• _TASK GOAL_: Tally how many lines in the data hold the word "eclipse", and give the result with no other text.

• _DATA FOR ANALYSIS_:
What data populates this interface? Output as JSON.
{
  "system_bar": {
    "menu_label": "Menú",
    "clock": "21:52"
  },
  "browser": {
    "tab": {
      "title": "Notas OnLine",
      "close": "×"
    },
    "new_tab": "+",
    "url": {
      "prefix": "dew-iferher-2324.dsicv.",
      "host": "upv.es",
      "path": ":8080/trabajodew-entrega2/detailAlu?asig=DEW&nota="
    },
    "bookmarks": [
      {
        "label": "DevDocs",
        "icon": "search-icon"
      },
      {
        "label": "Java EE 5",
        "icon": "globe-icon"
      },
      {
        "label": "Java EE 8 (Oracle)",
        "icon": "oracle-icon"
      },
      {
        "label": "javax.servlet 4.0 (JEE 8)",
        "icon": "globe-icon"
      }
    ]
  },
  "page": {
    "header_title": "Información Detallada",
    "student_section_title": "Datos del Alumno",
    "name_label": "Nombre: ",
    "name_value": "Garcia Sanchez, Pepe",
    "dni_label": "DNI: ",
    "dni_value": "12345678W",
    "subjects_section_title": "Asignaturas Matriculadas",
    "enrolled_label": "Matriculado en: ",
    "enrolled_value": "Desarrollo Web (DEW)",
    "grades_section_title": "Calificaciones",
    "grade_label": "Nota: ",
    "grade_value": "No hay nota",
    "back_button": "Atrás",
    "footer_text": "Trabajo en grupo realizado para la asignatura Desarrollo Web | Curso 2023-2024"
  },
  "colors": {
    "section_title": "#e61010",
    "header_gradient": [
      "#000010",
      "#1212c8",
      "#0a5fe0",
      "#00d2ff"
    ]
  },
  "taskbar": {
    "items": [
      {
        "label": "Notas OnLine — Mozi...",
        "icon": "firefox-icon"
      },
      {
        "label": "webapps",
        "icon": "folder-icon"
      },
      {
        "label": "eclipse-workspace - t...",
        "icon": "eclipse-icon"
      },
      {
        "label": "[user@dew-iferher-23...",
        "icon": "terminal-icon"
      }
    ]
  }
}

• _SOLUTION FOR THIS EXERCISE_: 2